This October we approach the 50th anniversary of the Cuban Missile Crisis, and have just recently passed the 50-year mark of the U.S. embargo against our island neighbor. Fewer and fewer of us remember those harrowing days and with ever-diminishing clarity.
Still, our nations’ relationship, forged under the threat of nuclear destruction, the contagion of communism, and Cuban nationalization of U.S. interests, seems stuck in the 1960s, along with our memories of Dr. Martin Luther King Jr., Woodstock and Bob Dylan. We are hardly aware that Cuba suffered a different crisis in the early 1990s, a hunger crisis when the USSR fell and ceased to trade sugar, coffee and cigars for staples. The Cuban cupboard lost 75 percent of its contents in about a week.
With a desire to bridge these decades of restricted contact and communication, 12 other instructors of Spanish and Latin American history and I secured a license from the U.S. Office of Foreign Assets Control to travel to Cuba this past July. We worked hard on this opportunity because we knew it might be our only visit. And once we arrived, two collaborative organizations packed our days with discussions on Cuban social structures, philosophy and history, guided by experts in fields as varied as medicine, politics, religion and the arts. But between visits to various institutions and museums, we, being fluent in Spanish, found our own informants on the streets, in markets and at churros stands, and peppered them with questions.
Were Cubans free to be honest? With the Pope’s visit in 2010, Raúl Castro arranged for the release of almost all of Cuba’s prisoners of conscience. Among our contacts, only a few of the elderly looked over their shoulders first, before enumerating their government’s successes and failures, promises kept and broken.
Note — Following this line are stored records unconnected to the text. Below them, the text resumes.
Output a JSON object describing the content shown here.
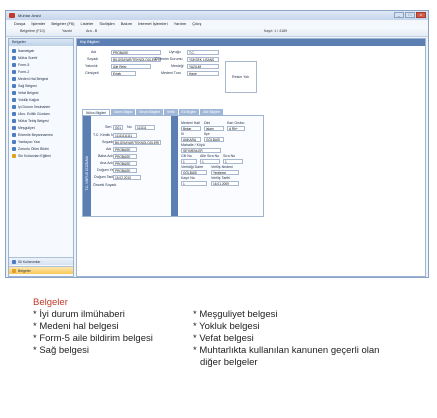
{
  "window": {
    "title": "Muhtar Arsivi",
    "min_label": "_",
    "max_label": "□",
    "close_label": "x"
  },
  "menu": [
    "Dosya",
    "İşlemler",
    "Belgeler (F6)",
    "Listeler",
    "Sicilişlim",
    "Bakım",
    "İnternet İşlemleri",
    "Yardım",
    "Çıkış"
  ],
  "toolbar": {
    "item1": "Belgelere (F10)",
    "item2": "Yazdır",
    "item3": "Ara - B",
    "record": "Kayıt: 1 / 4189"
  },
  "left_pane": {
    "title": "Belgeler",
    "items": [
      "İkametgah",
      "Nüfus Sureti",
      "Form-5",
      "Form-2",
      "Medeni Hal Belgesi",
      "Sağ Belgesi",
      "Vefat Belgesi",
      "Yoklük Kağıdı",
      "İyi Durum İlmuhaberi",
      "Ulus. Evlilik Cüzdanı",
      "Nüfus Tebiş Belgesi",
      "Meşguliyet",
      "Erkenlie Beyannamesi",
      "Yardayıcı Yazı",
      "Zorunlu Ölüm Bildiri",
      "Sin Kullanılan Eğitimi"
    ],
    "bottom1": "Sil Kullanımlar",
    "bottom2": "Belgeler"
  },
  "main": {
    "header": "Kişi Bilgileri",
    "labels": {
      "ad": "Adı",
      "soyadi": "Soyadı",
      "yakinlik": "Yakınlık",
      "cinsiyeti": "Cinsiyeti",
      "uyruk": "Uyruğu",
      "ogrenim": "Öğrenim Durumu",
      "meslek": "Mesleği",
      "medeni": "Medeni Turu"
    },
    "values": {
      "ad": "PROBASE",
      "soyadi": "BİLGİSAYAR/TEKNOLOJİLERİ",
      "yakinlik": "Aile Reisi",
      "cinsiyeti": "Erkek",
      "uyruk": "T.C.",
      "ogrenim": "YÜKSEK LİSANS",
      "meslek": "YAZILIM",
      "medeni": "Hane"
    },
    "photo_label": "Resim Yok",
    "tabs": [
      "Nüfus Bilgileri",
      "Adres Bilgisi",
      "Seçim Bilgileri",
      "Vefat",
      "Ek Bilgiler",
      "Aile Bilgileri"
    ]
  },
  "nufus": {
    "strip_left": "T.C. NÜFUS CÜZDANI",
    "labels": {
      "seri": "Seri",
      "no": "No",
      "tckimlik": "T.C. Kimlik No",
      "soyadi": "Soyadı",
      "adi": "Adı",
      "baba": "Baba Adı",
      "ana": "Ana Adı",
      "dogum_yeri": "Doğum Yeri",
      "dogum_tarihi": "Doğum Tarihi",
      "onceki": "Önceki Soyadı",
      "medeni": "Medeni Hali",
      "dini": "Dini",
      "kan": "Kan Grubu",
      "il": "İli",
      "ilce": "İlçe",
      "mahalle": "Mahalle / Köyü",
      "cilt": "Cilt No",
      "aile_sira": "Aile Sıra No",
      "sira": "Sıra No",
      "verildigi": "Verildiği Daire",
      "verilis": "Veriliş Nedeni",
      "kayit": "Kayıt No",
      "verilis_tarihi": "Veriliş Tarihi"
    },
    "values": {
      "seri": "G01",
      "no": "111111",
      "tckimlik": "11111111111",
      "soyadi": "BİLGİSAYAR/TEKNOLOJİLERİ",
      "adi": "PROBASE",
      "baba": "PROBASE",
      "ana": "PROBASE",
      "dogum_yeri": "PROBASE",
      "dogum_tarihi": "15.02.2010",
      "medeni": "Bekar",
      "dini": "İslam",
      "kan": "A Rh+",
      "il": "ANKARA",
      "ilce": "GÖLBAŞI",
      "mahalle": "SEYMENLER",
      "cilt": "1",
      "aile_sira": "1",
      "sira": "1",
      "verildigi": "GÖLBAŞI",
      "verilis": "Yenileme",
      "kayit": "1",
      "verilis_tarihi": "16.01.2009"
    }
  },
  "caption": {
    "heading": "Belgeler",
    "col1": [
      "* İyi durum ilmühaberi",
      "* Medeni hal belgesi",
      "* Form-5 aile bildirim belgesi",
      "* Sağ belgesi"
    ],
    "col2": [
      "* Meşguliyet belgesi",
      "* Yokluk belgesi",
      "* Vefat belgesi",
      "* Muhtarlıkta kullanılan kanunen geçerli olan",
      "diğer belgeler"
    ]
  }
}
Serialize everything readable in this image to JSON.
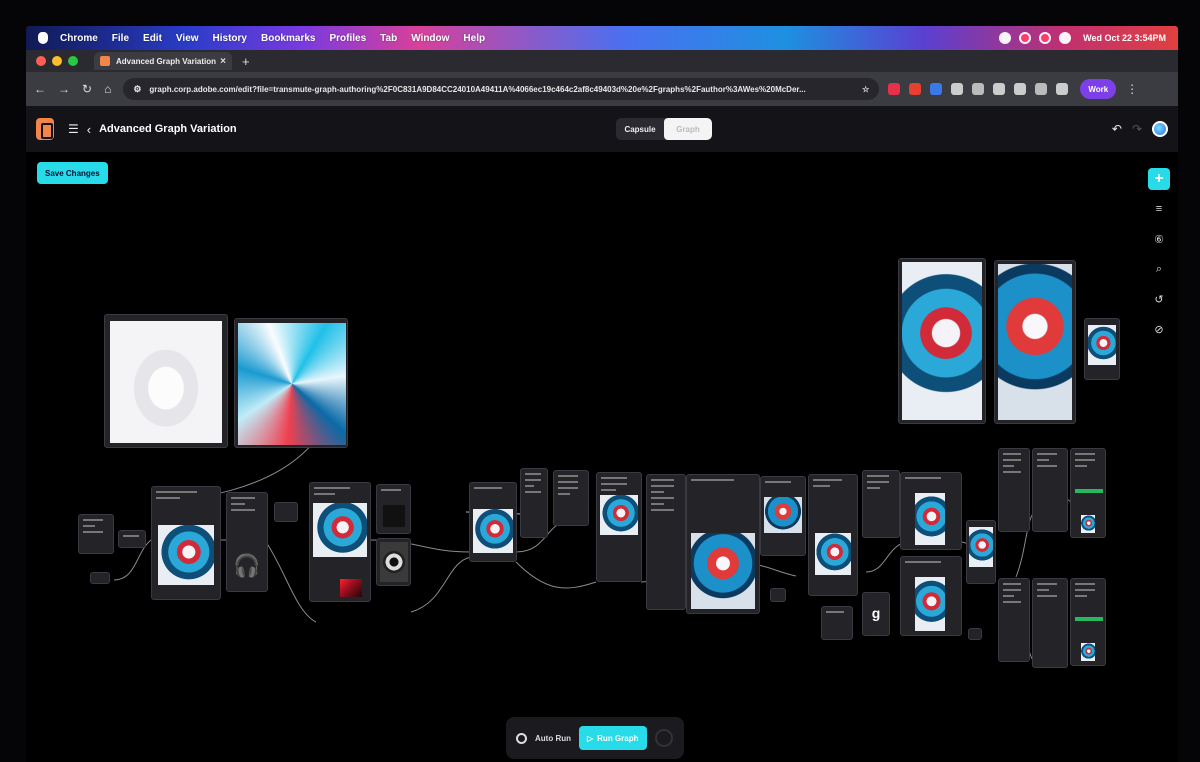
{
  "menubar": {
    "items": [
      "Chrome",
      "File",
      "Edit",
      "View",
      "History",
      "Bookmarks",
      "Profiles",
      "Tab",
      "Window",
      "Help"
    ],
    "clock": "Wed Oct 22  3:54PM"
  },
  "browser": {
    "tab_title": "Advanced Graph Variation",
    "tab_close": "×",
    "new_tab": "+",
    "url": "graph.corp.adobe.com/edit?file=transmute-graph-authoring%2F0C831A9D84CC24010A49411A%4066ec19c464c2af8c49403d%20e%2Fgraphs%2Fauthor%3AWes%20McDer...",
    "profile_label": "Work"
  },
  "app": {
    "graph_title": "Advanced Graph Variation",
    "mode_tabs": [
      "Capsule",
      "Graph"
    ],
    "active_mode": "Graph",
    "save_label": "Save Changes"
  },
  "toolbar": {
    "auto_run_label": "Auto Run",
    "run_label": "Run Graph"
  },
  "colors": {
    "accent": "#27dbe8",
    "app_logo": "#f2854a",
    "profile": "#7d40e8"
  },
  "icons": {
    "right_tools": [
      "plus-icon",
      "sliders-icon",
      "history-badge-icon",
      "search-icon",
      "restore-icon",
      "link-icon"
    ]
  }
}
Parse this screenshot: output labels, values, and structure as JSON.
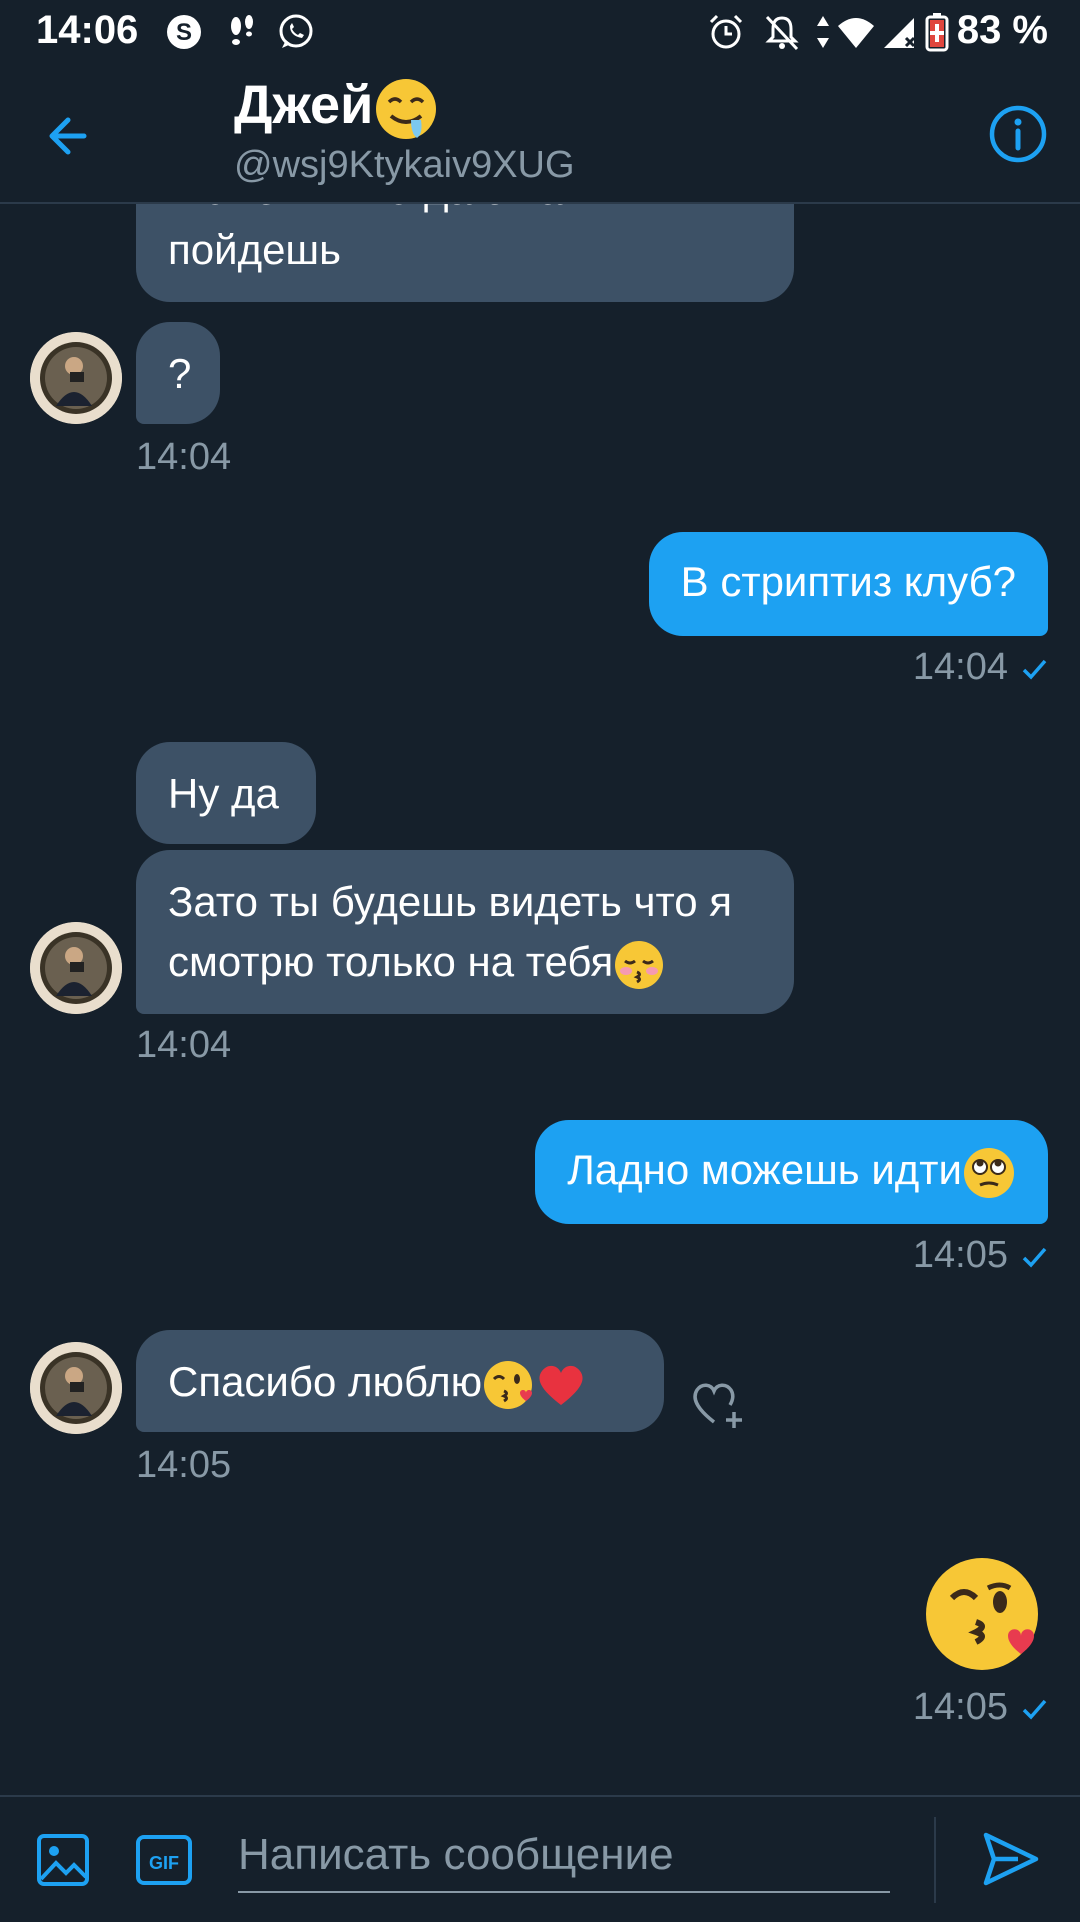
{
  "status_bar": {
    "time": "14:06",
    "battery": "83 %",
    "icons": [
      "skype-icon",
      "footsteps-icon",
      "whatsapp-icon",
      "alarm-icon",
      "notifications-off-icon",
      "data-arrows-icon",
      "wifi-icon",
      "signal-icon",
      "battery-charging-icon"
    ]
  },
  "header": {
    "name": "Джей",
    "name_emoji": "drooling-face-icon",
    "handle": "@wsj9Ktykaiv9XUG"
  },
  "messages": [
    {
      "dir": "in",
      "text": "Может ты тогда с нами пойдешь"
    },
    {
      "dir": "in",
      "text": "?",
      "time": "14:04"
    },
    {
      "dir": "out",
      "text": "В стриптиз клуб?",
      "time": "14:04",
      "read": true
    },
    {
      "dir": "in",
      "text": "Ну да"
    },
    {
      "dir": "in",
      "text": "Зато ты будешь видеть что я смотрю только на тебя",
      "emoji": "kissing-face-icon",
      "time": "14:04"
    },
    {
      "dir": "out",
      "text": "Ладно можешь идти",
      "emoji": "eye-roll-face-icon",
      "time": "14:05",
      "read": true
    },
    {
      "dir": "in",
      "text": "Спасибо люблю",
      "emoji": "kiss-heart-face-icon heart-icon",
      "time": "14:05"
    },
    {
      "dir": "out",
      "emoji": "kiss-heart-face-icon",
      "time": "14:05",
      "read": true
    }
  ],
  "composer": {
    "placeholder": "Написать сообщение",
    "gif_label": "GIF"
  },
  "colors": {
    "background": "#15202b",
    "incoming_bubble": "#3d5166",
    "outgoing_bubble": "#1da1f2",
    "accent": "#1da1f2",
    "muted_text": "#8899a6"
  }
}
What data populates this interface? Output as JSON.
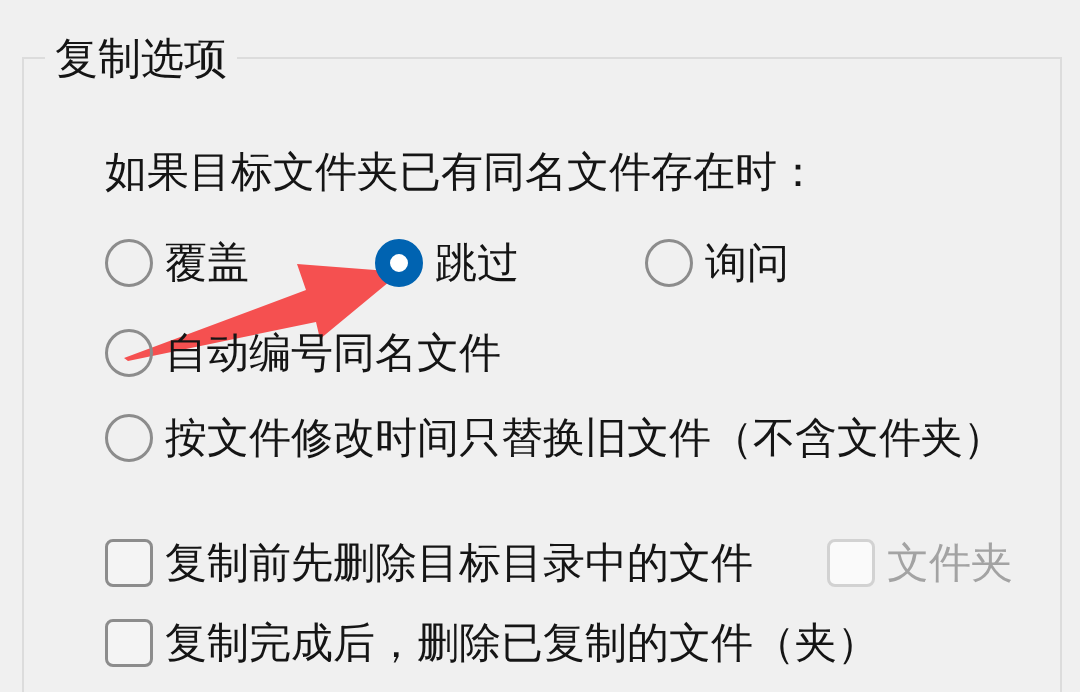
{
  "group": {
    "title": "复制选项"
  },
  "prompt": "如果目标文件夹已有同名文件存在时：",
  "radio_rows": [
    {
      "options": [
        {
          "label": "覆盖",
          "selected": false
        },
        {
          "label": "跳过",
          "selected": true
        },
        {
          "label": "询问",
          "selected": false
        }
      ]
    },
    {
      "options": [
        {
          "label": "自动编号同名文件",
          "selected": false
        }
      ]
    },
    {
      "options": [
        {
          "label": "按文件修改时间只替换旧文件（不含文件夹）",
          "selected": false
        }
      ]
    }
  ],
  "checkboxes": [
    {
      "label": "复制前先删除目标目录中的文件",
      "checked": false,
      "disabled": false,
      "sub_option": {
        "label": "文件夹",
        "checked": false,
        "disabled": true
      }
    },
    {
      "label": "复制完成后，删除已复制的文件（夹）",
      "checked": false,
      "disabled": false
    }
  ]
}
Some Cubans spoke of complaints matter-of-factly; a few railed against the government with no apparent concern for who was in earshot.